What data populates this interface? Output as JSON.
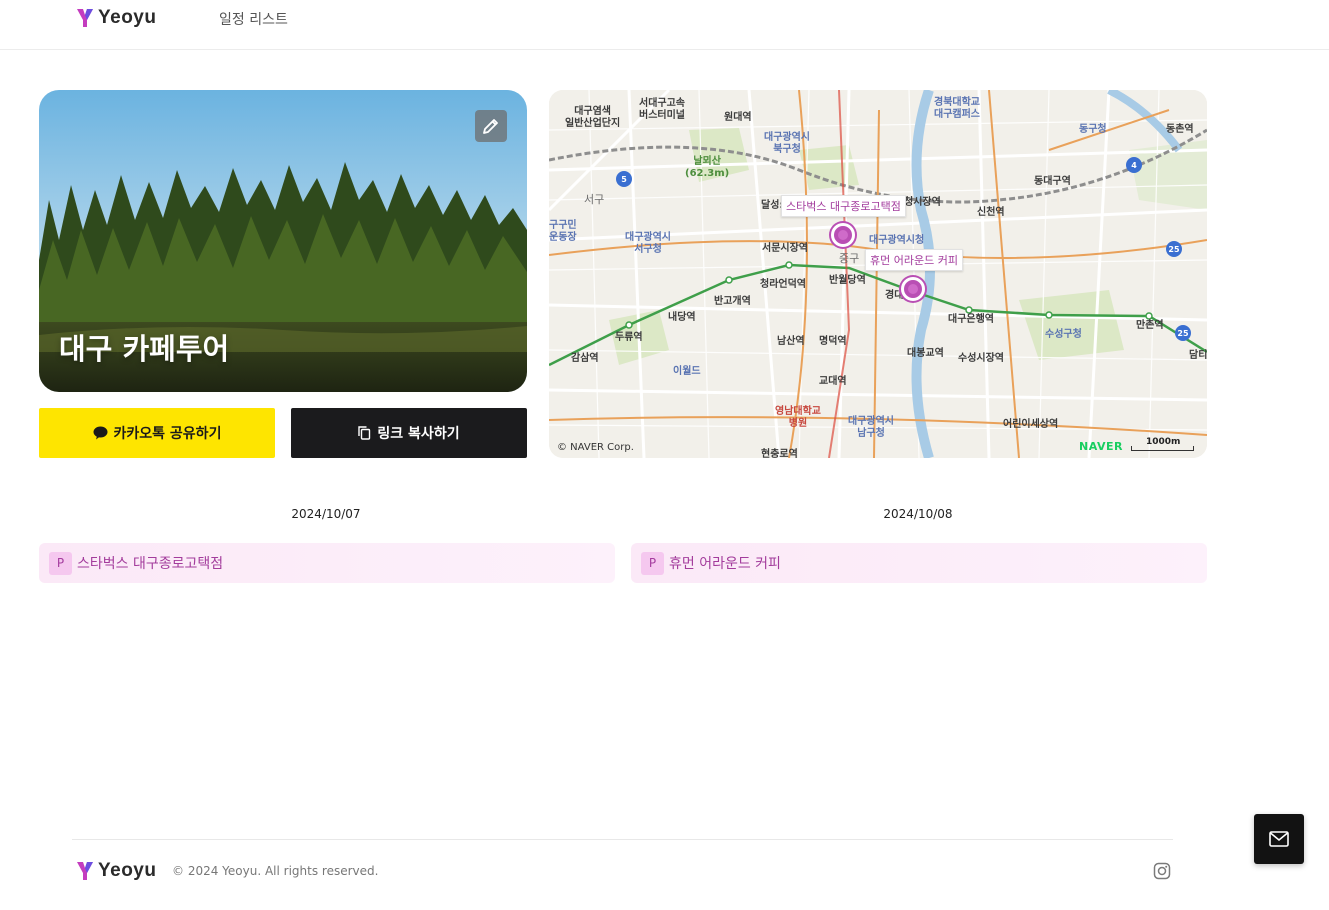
{
  "brand": {
    "name": "Yeoyu",
    "accent": "#b94fb4",
    "logo_icon": "y-logo-icon"
  },
  "nav": {
    "schedule_list": "일정 리스트"
  },
  "trip": {
    "title": "대구 카페투어",
    "edit_icon": "pencil-icon"
  },
  "actions": {
    "kakao_share": "카카오톡 공유하기",
    "kakao_icon": "chat-bubble-icon",
    "copy_link": "링크 복사하기",
    "copy_icon": "copy-icon"
  },
  "map": {
    "places": [
      {
        "name": "스타벅스 대구종로고택점"
      },
      {
        "name": "휴먼 어라운드 커피"
      }
    ],
    "labels": {
      "daegu_yeomsaek": "대구염색\n일반산업단지",
      "seodaegu_bus": "서대구고속\n버스터미널",
      "wondae": "원대역",
      "bukgu_office": "대구광역시\n북구청",
      "gyeongpook_univ": "경북대학교\n대구캠퍼스",
      "donggu_office": "동구청",
      "dongchon": "동촌역",
      "nalloesan": "날뫼산\n(62.3m)",
      "seogu": "서구",
      "dalseong": "달성:",
      "seongsijang": "청시장역",
      "sincheon": "신천역",
      "dongdaegu": "동대구역",
      "seogu_office": "대구광역시\n서구청",
      "seomun": "서문시장역",
      "city_hall": "대구광역시청",
      "junggu": "중구",
      "cheongna": "청라언덕역",
      "banwoldang": "반월당역",
      "gyeongdae": "경대",
      "bangogae": "반고개역",
      "naedang": "내당역",
      "duryu": "두류역",
      "namsan": "남산역",
      "myeongdeok": "명덕역",
      "daegu_bank": "대구은행역",
      "suseong_office": "수성구청",
      "mancheon": "만촌역",
      "damti": "담티",
      "gamsam": "감삼역",
      "eworld": "이월드",
      "daebong": "대봉교역",
      "suseong_market": "수성시장역",
      "gyodae": "교대역",
      "yeungnam_hospital": "영남대학교\n병원",
      "namgu_office": "대구광역시\n남구청",
      "children_park": "어린이세상역",
      "hyeonchungno": "현충로역",
      "guminundong": "구구민\n운동장"
    },
    "copyright": "© NAVER Corp.",
    "provider": "NAVER",
    "scale": "1000m"
  },
  "days": [
    {
      "date": "2024/10/07",
      "badge": "P",
      "place": "스타벅스 대구종로고택점"
    },
    {
      "date": "2024/10/08",
      "badge": "P",
      "place": "휴먼 어라운드 커피"
    }
  ],
  "footer": {
    "copyright": "© 2024 Yeoyu. All rights reserved.",
    "instagram_icon": "instagram-icon",
    "mail_icon": "mail-icon"
  }
}
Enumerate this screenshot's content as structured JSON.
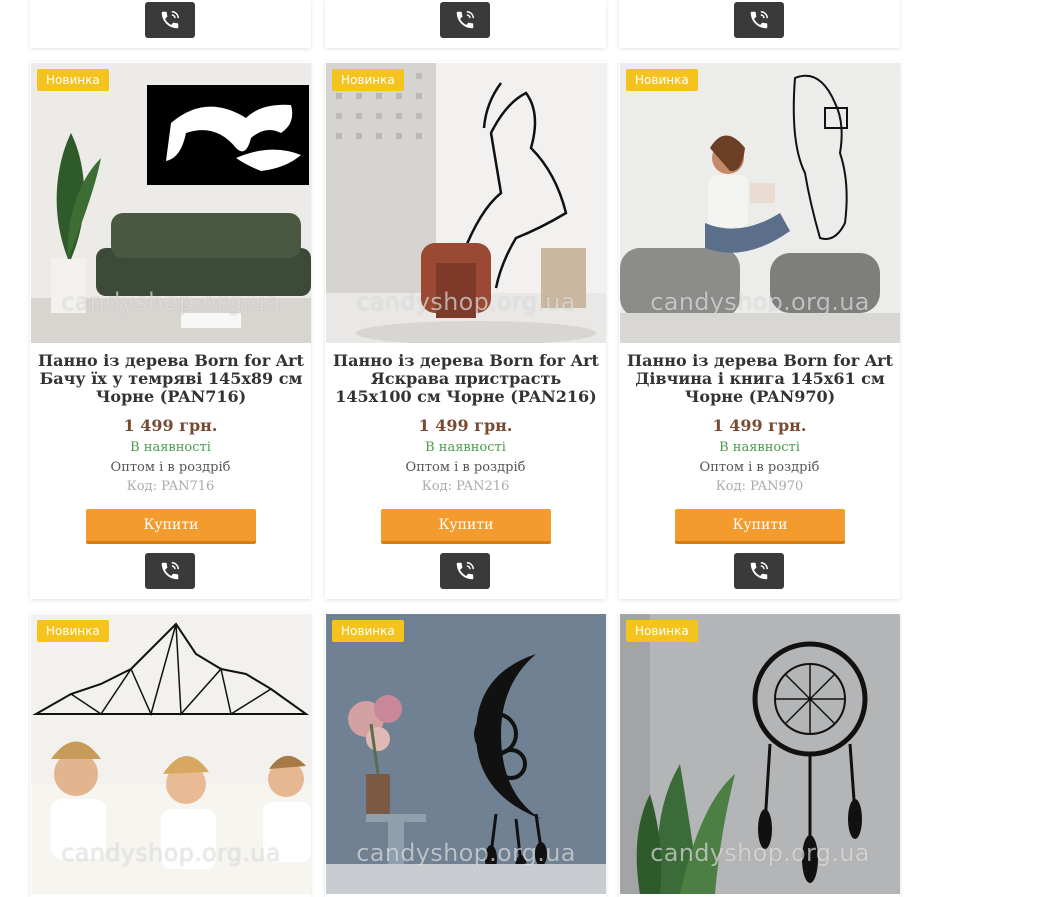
{
  "badge": "Новинка",
  "watermark": "candyshop.org.ua",
  "products": [
    {
      "title": "Панно із дерева Born for Art Бачу їх у темряві 145x89 см Чорне (PAN716)",
      "price": "1 499 грн.",
      "stock": "В наявності",
      "wholesale": "Оптом і в роздріб",
      "code": "Код: PAN716",
      "buy": "Купити"
    },
    {
      "title": "Панно із дерева Born for Art Яскрава пристрасть 145x100 см Чорне (PAN216)",
      "price": "1 499 грн.",
      "stock": "В наявності",
      "wholesale": "Оптом і в роздріб",
      "code": "Код: PAN216",
      "buy": "Купити"
    },
    {
      "title": "Панно із дерева Born for Art Дівчина і книга 145x61 см Чорне (PAN970)",
      "price": "1 499 грн.",
      "stock": "В наявності",
      "wholesale": "Оптом і в роздріб",
      "code": "Код: PAN970",
      "buy": "Купити"
    }
  ],
  "colors": {
    "badge": "#f4c31d",
    "buy_button": "#f39b2d",
    "phone_button": "#3a3a3a",
    "in_stock": "#4b9a4b",
    "price": "#7a4a30"
  }
}
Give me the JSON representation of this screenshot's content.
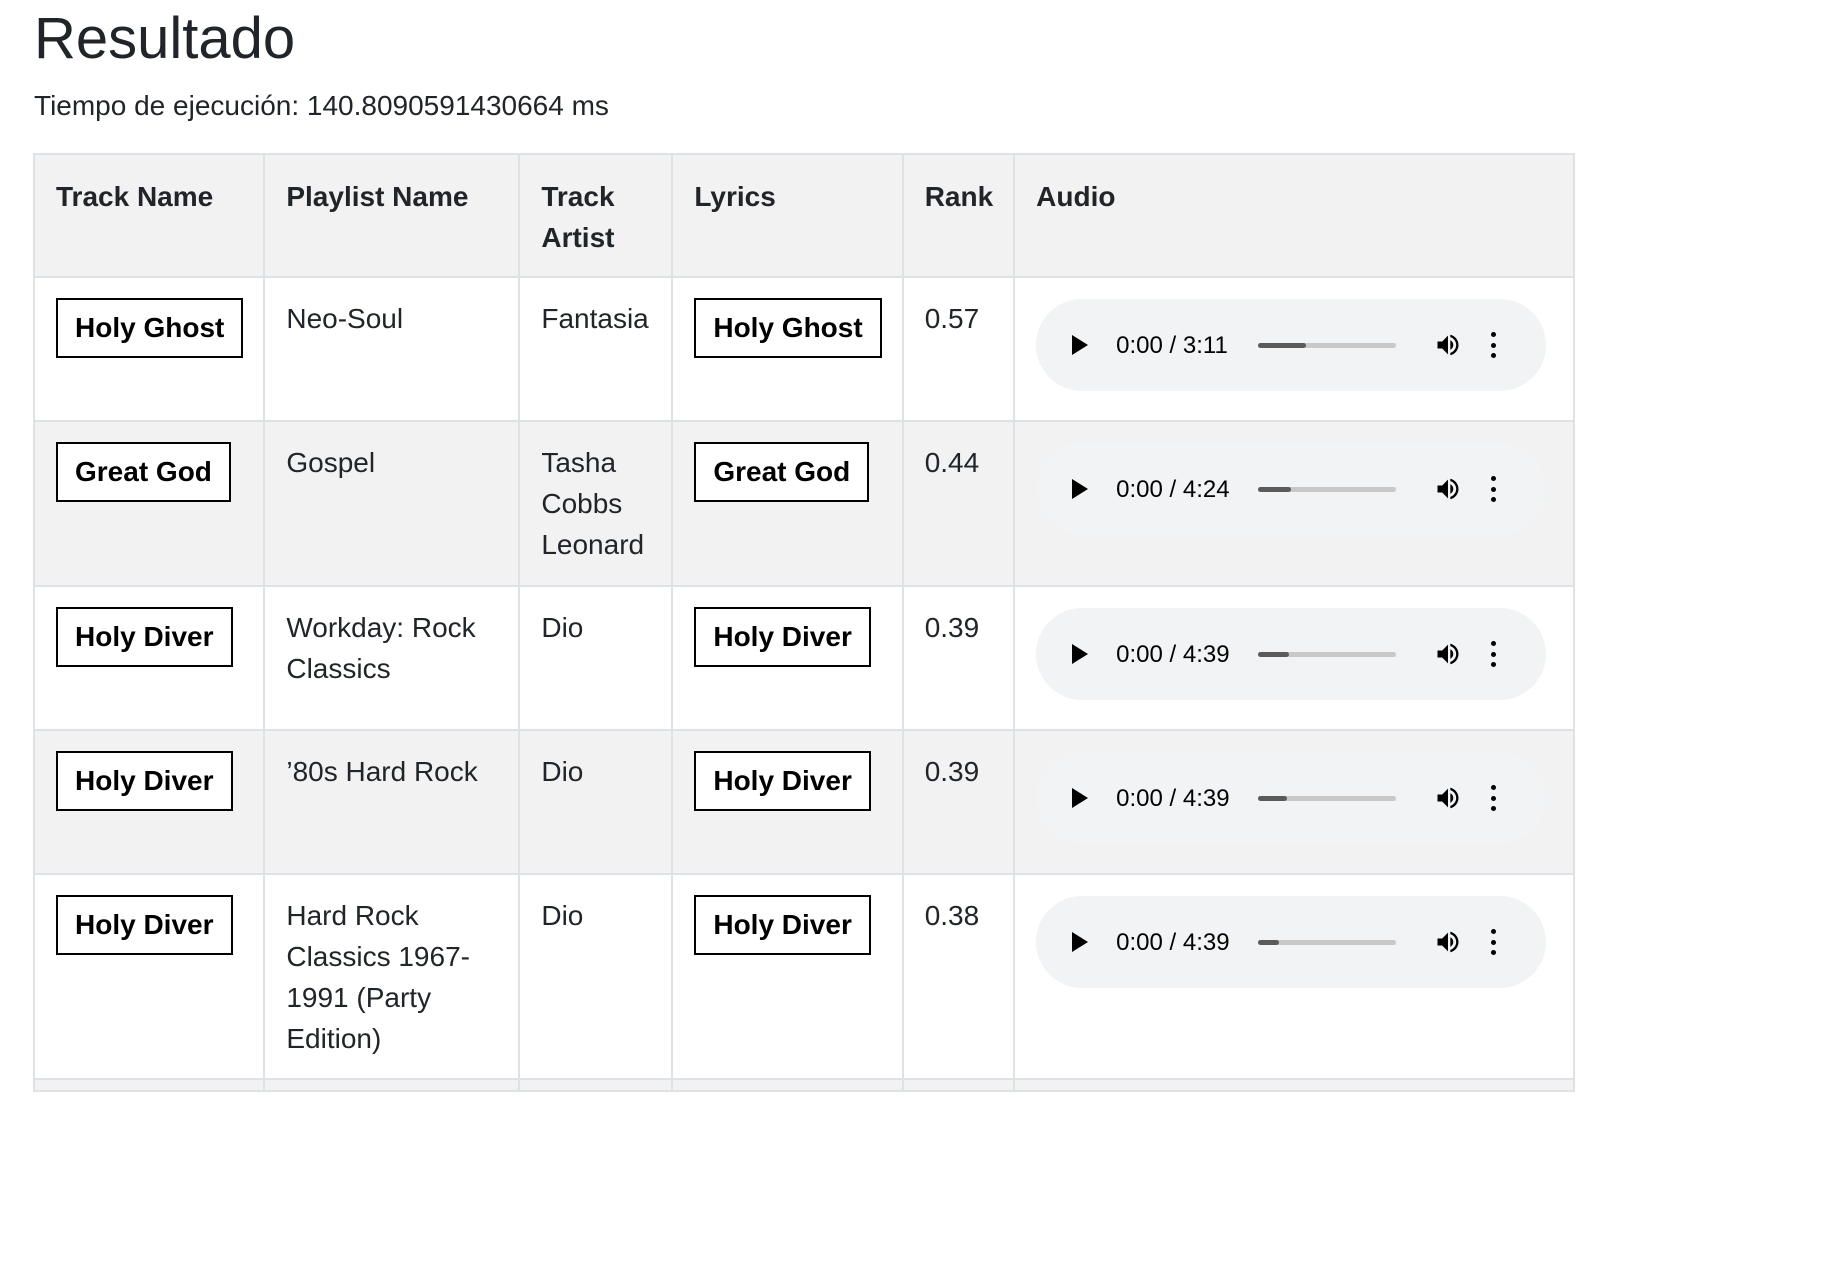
{
  "page": {
    "title": "Resultado",
    "exec_time": "Tiempo de ejecución: 140.8090591430664 ms"
  },
  "table": {
    "headers": [
      "Track Name",
      "Playlist Name",
      "Track Artist",
      "Lyrics",
      "Rank",
      "Audio"
    ],
    "rows": [
      {
        "track": "Holy Ghost",
        "playlist": "Neo-Soul",
        "artist": "Fantasia",
        "lyrics": "Holy Ghost",
        "rank": "0.57",
        "time": "0:00 / 3:11",
        "buffered": 0.35
      },
      {
        "track": "Great God",
        "playlist": "Gospel",
        "artist": "Tasha Cobbs Leonard",
        "lyrics": "Great God",
        "rank": "0.44",
        "time": "0:00 / 4:24",
        "buffered": 0.24
      },
      {
        "track": "Holy Diver",
        "playlist": "Workday: Rock Classics",
        "artist": "Dio",
        "lyrics": "Holy Diver",
        "rank": "0.39",
        "time": "0:00 / 4:39",
        "buffered": 0.22
      },
      {
        "track": "Holy Diver",
        "playlist": "’80s Hard Rock",
        "artist": "Dio",
        "lyrics": "Holy Diver",
        "rank": "0.39",
        "time": "0:00 / 4:39",
        "buffered": 0.21
      },
      {
        "track": "Holy Diver",
        "playlist": "Hard Rock Classics 1967-1991 (Party Edition)",
        "artist": "Dio",
        "lyrics": "Holy Diver",
        "rank": "0.38",
        "time": "0:00 / 4:39",
        "buffered": 0.15
      }
    ]
  },
  "icons": {
    "play": "play-icon",
    "volume": "volume-icon",
    "more": "more-vertical-icon"
  }
}
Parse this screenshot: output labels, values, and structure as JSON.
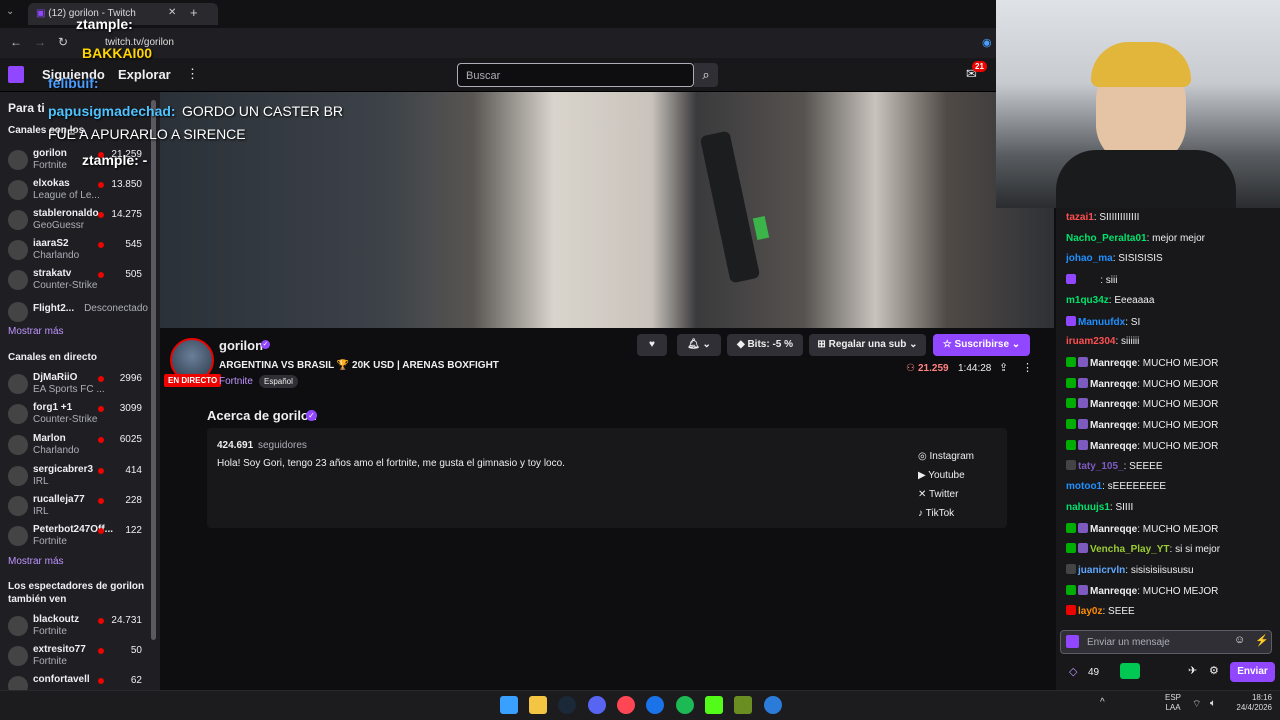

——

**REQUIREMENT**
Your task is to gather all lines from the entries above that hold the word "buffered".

**RESULT FOR THIS TASK**
        "buffered": 0.35
        "buffered": 0.24
        "buffered": 0.22
        "buffered": 0.21
        "buffered": 0.15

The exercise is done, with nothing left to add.